This week I further built my prototype. I successfully connected a microphone, which can provide analog signal input, but the microphone value change is only obvious at a specific angle. The advantage is that the signal fluctuation caused by blowing is sufficiently obvious. On Tuesday Ryan mentioned the analysis of audio to provide users with more detailed data. But this brings more technical challenges. In fact, I only found one library to allow recording on Arduino using SD card. And some audio analysis libraries also analyze audio files. I have not found a reasonable way to convert electrical signals into audio signals in real time and analyze them. After consulting with a friend with signal processing background, I thought it was too difficult, so I chose to use electrical signals directly as triggers. But at least so far I have found a relatively stable breath triggering algorithm.
I also tried to connect a simple OLED display. I tried to draw some simple patterns using display. In the end I think that using visual feedback is a more reasonable method. My current plan is to place it as a Google Glass-like display above the glasses to provide feedback. Because the output audio is less intuitive, and some joggers themselves have the habit of jogging to listen to music. Frequent interruption of music playing for providing feedback will bring a negative experience.
Work to do
The next plan is that I will split my prototype into two parts, one for functional testing and the other for design testing. Because my device will be a portable device, its wearability is also an important part of the design. I will further develop the prototype of the function, which is to integrate the microphone and display and provide meaningful feedback. I am also considering adding sensors such as accelerometers to provide additional data input.
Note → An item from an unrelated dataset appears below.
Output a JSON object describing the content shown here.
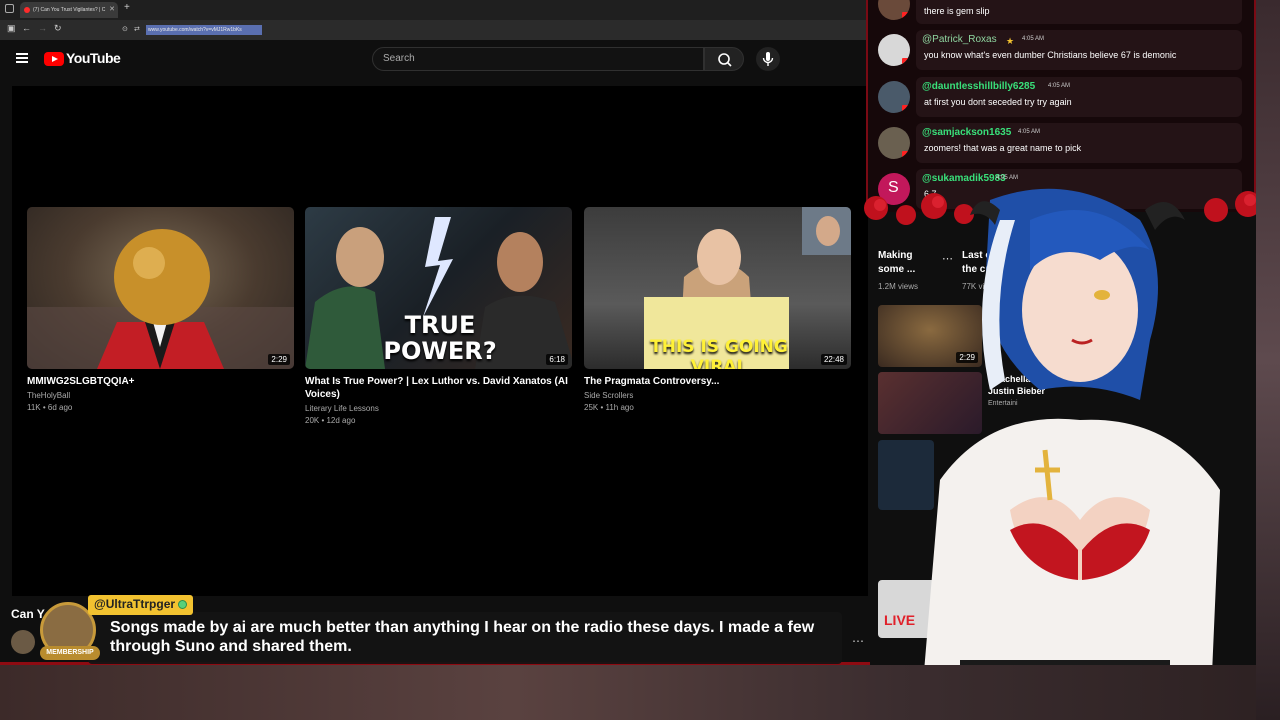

In addition, I will also conduct more user research. I plan to find some online resources to observe the breathing frequency and speed of athletes while running to gather more information.